Asked for a prayer, poem or other contribution to greeting Penny at her commissioning service, I could do no better than turn to John O'Donohue's wonderful book of blessings To Bless the Space Between Us. It was a blessing for the space that is the Chapel of the Holy Spirit, and not only for Penny, and I, but also for those who have long found their spiritual home elsewhere. Especially at this time, as we come this week to the pain and promise of the fateful date of 26 January, it is also a blessing for all human beings and their ancestors who have come to Australia. It is a reminder of the 'big history' and mystery beyond us all.
May it be a blessing to all:
Before a human voice was ever heard here,
This place has known the respect of stone,
The friendship of the wind, always returning
With news of elsewhere, whispered in seed and
The thin symphonies of birdsong softening the silence,
The litanies of rain rearranging the air,
Cascades of sunlight opening and closing days,
And the glow of the moon gazing through
May all that elemental enrichment
Bless the foundation and standing of your home.
Before you came here, this place has nown
The wonder of children's eyes,
The hope of mornings in troubled hearts,
The tranquillity of twilight easing the night,
The drama of dreams under sleeping eyelids,
The generous disturbance of birth,
The anxieties of old age unclenching into grace
And the final elegance of calmly embraced death.
May the life of your new home enter
Into this inheritance of spirit.
May the rain fall kindly,
May daylight illuminate your hearts,
May the darkness never burden,
May those who dwell here in the unseen
Watch over your coming and going.
May your lives of love and promise
Refine and deepen the spirit of this land.
(also posted on the Milton Anglican blog)
A few weeks ago we had an owl in St Luke’s church building.

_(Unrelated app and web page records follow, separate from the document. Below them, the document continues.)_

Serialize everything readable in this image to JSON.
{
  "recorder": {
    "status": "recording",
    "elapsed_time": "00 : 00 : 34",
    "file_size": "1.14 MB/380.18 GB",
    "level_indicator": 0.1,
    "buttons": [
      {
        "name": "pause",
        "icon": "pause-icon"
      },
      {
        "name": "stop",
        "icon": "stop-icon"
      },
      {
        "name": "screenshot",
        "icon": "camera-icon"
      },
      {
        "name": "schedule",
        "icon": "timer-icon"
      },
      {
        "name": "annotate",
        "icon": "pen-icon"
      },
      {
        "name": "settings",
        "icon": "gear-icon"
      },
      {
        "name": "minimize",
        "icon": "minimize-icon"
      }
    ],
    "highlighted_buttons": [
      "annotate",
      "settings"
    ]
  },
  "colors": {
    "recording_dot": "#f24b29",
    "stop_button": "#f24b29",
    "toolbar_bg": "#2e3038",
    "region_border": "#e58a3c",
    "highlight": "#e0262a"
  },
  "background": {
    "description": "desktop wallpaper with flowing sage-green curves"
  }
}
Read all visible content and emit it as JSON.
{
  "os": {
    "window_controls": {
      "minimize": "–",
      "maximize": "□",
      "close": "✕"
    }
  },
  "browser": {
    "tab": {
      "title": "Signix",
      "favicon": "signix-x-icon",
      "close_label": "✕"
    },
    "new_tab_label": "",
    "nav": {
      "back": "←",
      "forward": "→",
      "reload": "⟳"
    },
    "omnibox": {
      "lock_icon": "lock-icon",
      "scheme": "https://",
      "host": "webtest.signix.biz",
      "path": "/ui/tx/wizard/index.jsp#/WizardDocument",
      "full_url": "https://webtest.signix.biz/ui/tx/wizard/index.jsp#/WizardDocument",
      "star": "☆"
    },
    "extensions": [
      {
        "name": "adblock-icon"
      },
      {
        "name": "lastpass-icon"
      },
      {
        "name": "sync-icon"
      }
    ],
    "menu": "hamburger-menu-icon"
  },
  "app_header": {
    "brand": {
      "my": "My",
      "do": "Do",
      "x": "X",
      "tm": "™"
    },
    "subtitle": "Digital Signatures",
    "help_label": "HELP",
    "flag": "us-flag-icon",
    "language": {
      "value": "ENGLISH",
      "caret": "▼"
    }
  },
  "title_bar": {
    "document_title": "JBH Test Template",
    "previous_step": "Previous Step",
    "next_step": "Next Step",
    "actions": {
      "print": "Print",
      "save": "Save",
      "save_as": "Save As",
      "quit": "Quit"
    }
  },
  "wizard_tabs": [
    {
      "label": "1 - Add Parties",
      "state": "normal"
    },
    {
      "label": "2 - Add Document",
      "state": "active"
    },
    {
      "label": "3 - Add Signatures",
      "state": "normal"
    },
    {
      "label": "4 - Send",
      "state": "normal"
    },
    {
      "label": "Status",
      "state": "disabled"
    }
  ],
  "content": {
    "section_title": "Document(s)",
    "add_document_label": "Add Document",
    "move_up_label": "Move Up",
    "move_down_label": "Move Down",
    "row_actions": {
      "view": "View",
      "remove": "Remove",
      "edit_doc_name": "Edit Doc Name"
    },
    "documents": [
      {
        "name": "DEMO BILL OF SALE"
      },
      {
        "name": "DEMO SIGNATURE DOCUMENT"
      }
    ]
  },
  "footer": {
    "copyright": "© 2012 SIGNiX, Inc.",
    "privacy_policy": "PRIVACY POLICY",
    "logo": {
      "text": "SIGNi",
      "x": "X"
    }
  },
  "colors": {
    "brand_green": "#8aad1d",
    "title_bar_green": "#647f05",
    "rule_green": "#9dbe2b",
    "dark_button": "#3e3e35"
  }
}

It appeared first for the memorial service of a beloved Aboriginal woman. It stayed to perch above a wedding couple as they took their vows. It shifted next day to the high altar where it seemed to speak directly to me: ‘it is time to move.’ For, spiritually speaking, in many cultures the owl is a symbol of mystery, the feminine, and, above all, change. It appears, as a herald or guardian, at times of various transitions in the lives of individuals and groups. So it has been, I believe, for myself and Penny.
Today I am announcing that Penny and I are relinquishing our appointments in the Anglican parish of St Luke Toowoomba, to take effect from Monday 16 January next year. At the invitation of the Anglican Archbishop of Brisbane, we do so to take up new roles in the life of the diocese and to enable the parish of St Luke Toowoomba to find new clergy leadership for the next steps in its journey. We do so with mixed feelings. For we have been richly blessed in Toowoomba and it is very hard to let go of the depth of relationships we have enjoyed with so many people here, both within church circles and in the wider city. Yet we would not be being faithful to our own sense of calling, or to the needs of the parish and wider church, if we did not do so...
Jo Inkpin is an Anglican priest serving as Minister of Pitt St Uniting Church in Sydney, a trans woman, theologian & justice activist. These are some of my reflections on life, spirit, and the search for peace, justice & sustainable creation.